----- Input data

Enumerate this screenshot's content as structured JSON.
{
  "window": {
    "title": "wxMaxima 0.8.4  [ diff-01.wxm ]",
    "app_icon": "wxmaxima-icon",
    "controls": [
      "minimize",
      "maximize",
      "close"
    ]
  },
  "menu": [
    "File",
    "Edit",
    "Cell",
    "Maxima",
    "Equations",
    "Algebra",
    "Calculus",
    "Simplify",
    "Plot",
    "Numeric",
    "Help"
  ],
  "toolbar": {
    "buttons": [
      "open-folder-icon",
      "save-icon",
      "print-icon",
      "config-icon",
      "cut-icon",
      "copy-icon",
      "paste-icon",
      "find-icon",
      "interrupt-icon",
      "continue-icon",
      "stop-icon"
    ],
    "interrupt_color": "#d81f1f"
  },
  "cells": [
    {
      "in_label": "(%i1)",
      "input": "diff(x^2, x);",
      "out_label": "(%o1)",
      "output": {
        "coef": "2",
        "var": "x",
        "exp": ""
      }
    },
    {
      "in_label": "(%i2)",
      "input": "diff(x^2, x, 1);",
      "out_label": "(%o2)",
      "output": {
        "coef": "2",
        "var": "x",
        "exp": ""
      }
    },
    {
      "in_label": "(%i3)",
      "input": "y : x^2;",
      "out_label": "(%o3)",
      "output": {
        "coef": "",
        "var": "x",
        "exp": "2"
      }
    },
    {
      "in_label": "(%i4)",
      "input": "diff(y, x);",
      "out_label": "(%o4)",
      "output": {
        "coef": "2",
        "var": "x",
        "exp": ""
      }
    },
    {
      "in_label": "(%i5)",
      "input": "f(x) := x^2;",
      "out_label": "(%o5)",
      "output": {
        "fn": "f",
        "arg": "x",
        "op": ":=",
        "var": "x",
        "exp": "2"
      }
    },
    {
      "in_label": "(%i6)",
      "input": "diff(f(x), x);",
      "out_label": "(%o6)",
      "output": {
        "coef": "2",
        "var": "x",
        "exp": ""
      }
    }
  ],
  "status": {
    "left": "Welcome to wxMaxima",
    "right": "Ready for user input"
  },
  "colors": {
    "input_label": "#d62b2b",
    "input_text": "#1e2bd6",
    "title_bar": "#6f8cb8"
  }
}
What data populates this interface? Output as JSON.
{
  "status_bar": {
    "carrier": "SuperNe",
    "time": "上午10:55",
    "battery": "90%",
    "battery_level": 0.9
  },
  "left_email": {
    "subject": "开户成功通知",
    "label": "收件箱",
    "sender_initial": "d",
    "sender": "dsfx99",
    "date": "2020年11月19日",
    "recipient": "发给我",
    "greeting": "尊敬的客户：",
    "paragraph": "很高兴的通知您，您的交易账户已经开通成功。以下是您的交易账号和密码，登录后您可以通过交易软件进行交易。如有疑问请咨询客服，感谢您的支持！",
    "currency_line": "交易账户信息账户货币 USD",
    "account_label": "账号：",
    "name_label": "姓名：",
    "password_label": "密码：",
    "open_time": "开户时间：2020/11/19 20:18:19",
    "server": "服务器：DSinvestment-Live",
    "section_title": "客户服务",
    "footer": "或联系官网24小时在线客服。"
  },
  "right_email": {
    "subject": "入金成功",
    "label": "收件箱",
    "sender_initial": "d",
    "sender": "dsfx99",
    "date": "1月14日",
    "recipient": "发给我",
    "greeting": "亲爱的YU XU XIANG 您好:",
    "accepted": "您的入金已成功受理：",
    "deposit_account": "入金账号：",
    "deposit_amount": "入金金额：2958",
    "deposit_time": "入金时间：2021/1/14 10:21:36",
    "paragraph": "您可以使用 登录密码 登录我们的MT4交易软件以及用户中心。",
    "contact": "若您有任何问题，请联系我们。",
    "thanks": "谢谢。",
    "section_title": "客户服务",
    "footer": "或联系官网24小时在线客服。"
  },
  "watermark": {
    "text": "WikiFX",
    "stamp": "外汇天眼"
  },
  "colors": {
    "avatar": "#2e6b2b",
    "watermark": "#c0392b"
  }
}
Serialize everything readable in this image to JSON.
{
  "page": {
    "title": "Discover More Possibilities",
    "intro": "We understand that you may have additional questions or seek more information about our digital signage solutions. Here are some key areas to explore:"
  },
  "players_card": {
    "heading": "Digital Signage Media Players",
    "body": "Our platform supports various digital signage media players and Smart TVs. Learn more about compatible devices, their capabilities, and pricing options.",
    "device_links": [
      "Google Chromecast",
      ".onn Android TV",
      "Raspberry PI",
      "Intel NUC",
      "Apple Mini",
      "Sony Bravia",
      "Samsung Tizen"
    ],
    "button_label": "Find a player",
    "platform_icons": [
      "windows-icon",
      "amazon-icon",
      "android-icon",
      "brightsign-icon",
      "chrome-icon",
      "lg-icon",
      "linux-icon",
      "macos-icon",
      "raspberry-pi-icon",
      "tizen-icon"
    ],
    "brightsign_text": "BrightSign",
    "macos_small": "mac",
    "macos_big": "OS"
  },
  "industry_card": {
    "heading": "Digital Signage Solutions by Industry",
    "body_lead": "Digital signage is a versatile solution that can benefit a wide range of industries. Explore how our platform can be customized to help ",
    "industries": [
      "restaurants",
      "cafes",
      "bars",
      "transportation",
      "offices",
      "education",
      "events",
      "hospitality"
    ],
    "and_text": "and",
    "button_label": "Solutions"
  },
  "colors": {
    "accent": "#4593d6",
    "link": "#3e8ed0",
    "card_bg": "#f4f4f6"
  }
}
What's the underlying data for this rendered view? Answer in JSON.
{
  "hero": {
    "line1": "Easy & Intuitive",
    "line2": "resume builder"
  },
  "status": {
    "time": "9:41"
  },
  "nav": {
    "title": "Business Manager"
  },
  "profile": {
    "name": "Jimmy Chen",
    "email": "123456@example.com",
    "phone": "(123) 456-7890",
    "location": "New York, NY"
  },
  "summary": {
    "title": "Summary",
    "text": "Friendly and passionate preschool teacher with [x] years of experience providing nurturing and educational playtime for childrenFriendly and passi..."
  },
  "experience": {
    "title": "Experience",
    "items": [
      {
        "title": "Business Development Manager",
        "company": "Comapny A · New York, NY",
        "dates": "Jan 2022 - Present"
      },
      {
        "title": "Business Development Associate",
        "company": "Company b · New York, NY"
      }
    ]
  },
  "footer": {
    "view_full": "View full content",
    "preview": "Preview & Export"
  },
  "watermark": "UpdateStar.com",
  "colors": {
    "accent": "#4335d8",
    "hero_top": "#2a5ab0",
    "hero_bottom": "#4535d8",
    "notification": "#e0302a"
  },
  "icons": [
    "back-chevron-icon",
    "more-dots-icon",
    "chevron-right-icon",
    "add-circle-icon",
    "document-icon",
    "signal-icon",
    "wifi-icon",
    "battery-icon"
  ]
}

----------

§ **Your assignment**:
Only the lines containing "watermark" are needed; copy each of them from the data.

§ **Reply to the task**:
  "watermark": {
    "watermark": "#c0392b"
  "watermark": "UpdateStar.com",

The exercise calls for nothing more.